-- Record excerpts follows --
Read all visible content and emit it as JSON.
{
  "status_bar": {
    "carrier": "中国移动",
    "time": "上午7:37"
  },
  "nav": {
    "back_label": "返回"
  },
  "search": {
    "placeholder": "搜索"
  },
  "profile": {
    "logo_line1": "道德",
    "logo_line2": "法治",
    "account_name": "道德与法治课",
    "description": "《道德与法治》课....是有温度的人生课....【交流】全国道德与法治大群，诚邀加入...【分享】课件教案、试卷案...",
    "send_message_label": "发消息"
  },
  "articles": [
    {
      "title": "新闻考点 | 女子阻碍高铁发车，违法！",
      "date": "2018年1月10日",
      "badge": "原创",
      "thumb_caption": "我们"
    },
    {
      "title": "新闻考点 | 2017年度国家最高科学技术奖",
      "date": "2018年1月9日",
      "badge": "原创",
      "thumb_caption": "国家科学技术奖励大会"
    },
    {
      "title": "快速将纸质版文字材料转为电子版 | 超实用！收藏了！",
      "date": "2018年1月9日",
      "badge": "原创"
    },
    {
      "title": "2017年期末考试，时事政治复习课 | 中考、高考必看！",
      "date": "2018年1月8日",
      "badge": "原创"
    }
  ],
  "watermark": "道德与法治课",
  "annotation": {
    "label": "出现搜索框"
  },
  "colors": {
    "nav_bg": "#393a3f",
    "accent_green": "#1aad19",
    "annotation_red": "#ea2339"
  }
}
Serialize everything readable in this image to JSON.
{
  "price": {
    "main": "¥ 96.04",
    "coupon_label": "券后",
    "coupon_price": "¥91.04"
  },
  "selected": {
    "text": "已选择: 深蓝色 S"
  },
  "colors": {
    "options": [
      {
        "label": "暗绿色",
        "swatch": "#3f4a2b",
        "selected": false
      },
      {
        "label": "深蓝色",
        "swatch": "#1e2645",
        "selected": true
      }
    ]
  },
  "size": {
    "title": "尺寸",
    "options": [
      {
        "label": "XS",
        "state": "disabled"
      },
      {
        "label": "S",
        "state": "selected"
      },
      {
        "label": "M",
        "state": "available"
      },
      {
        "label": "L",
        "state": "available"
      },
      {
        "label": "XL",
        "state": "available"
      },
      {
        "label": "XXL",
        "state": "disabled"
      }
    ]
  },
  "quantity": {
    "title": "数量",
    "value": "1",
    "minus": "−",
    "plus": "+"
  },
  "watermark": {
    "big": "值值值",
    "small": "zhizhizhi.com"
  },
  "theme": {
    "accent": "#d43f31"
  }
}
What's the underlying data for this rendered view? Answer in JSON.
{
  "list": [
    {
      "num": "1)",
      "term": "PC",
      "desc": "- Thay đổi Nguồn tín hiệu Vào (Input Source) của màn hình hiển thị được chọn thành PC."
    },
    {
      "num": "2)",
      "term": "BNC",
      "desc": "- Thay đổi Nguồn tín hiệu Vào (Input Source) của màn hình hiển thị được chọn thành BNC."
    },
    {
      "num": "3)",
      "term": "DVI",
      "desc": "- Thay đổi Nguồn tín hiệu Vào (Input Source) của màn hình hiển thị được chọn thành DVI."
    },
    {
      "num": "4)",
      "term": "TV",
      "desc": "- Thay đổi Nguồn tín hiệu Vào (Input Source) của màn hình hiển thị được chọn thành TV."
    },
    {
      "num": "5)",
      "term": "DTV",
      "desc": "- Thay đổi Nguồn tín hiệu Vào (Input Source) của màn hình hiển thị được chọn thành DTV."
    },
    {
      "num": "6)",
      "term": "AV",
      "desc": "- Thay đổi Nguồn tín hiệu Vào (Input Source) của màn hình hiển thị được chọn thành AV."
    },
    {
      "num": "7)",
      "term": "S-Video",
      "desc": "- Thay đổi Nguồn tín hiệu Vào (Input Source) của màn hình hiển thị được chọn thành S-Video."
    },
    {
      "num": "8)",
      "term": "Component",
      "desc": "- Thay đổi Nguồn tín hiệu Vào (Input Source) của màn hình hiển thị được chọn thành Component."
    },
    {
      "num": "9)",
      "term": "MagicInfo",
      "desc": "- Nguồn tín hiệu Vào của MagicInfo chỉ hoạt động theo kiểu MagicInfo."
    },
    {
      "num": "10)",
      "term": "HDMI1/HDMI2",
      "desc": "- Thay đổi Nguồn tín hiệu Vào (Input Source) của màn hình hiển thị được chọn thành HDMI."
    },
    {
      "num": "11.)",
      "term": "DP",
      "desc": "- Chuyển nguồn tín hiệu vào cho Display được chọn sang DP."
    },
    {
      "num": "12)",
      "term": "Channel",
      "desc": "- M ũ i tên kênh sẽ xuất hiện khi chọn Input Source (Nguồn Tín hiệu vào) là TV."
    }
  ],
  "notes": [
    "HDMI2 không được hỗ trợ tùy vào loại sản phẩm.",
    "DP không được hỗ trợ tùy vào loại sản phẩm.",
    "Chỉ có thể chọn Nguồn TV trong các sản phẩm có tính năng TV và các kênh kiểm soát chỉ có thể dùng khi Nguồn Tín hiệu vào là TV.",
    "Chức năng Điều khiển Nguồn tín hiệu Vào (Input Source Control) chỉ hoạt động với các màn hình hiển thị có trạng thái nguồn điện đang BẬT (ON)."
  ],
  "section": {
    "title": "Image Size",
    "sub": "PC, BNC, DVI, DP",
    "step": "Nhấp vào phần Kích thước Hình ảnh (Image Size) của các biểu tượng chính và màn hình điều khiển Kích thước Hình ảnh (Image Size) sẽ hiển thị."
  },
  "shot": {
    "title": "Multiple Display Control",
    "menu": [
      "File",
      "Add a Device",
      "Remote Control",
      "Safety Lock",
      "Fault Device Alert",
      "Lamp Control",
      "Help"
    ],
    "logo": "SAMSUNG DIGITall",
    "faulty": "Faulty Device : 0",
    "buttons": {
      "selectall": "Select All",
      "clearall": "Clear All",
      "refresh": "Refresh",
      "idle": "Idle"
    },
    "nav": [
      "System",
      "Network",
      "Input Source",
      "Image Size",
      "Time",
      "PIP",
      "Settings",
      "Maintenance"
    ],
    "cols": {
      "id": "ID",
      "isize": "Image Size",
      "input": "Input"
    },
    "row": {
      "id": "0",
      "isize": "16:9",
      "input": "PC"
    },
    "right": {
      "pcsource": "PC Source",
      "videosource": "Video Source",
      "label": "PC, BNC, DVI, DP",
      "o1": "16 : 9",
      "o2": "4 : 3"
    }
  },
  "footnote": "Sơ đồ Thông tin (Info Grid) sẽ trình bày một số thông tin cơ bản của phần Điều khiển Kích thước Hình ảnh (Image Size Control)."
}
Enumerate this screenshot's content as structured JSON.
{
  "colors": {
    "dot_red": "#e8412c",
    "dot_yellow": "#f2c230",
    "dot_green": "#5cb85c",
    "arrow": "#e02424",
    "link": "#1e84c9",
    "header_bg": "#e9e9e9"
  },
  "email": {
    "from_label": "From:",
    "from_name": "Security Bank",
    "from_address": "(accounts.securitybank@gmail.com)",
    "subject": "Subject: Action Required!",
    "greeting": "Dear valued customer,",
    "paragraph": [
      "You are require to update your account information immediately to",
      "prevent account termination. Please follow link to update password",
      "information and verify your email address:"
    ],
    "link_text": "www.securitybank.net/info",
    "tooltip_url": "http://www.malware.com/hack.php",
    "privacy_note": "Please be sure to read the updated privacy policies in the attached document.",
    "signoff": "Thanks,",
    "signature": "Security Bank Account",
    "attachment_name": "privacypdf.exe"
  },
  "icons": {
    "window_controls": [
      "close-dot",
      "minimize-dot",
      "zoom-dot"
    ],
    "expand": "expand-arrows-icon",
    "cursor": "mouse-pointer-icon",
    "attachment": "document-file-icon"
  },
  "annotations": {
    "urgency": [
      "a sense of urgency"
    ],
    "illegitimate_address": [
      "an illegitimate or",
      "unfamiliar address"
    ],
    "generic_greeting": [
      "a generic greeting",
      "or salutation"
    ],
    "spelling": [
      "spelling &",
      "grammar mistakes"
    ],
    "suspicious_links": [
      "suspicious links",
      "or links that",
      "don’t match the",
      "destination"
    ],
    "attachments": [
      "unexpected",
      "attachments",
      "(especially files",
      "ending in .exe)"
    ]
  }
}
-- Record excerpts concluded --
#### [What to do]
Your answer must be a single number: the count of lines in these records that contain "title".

#### [Exercise solution]
8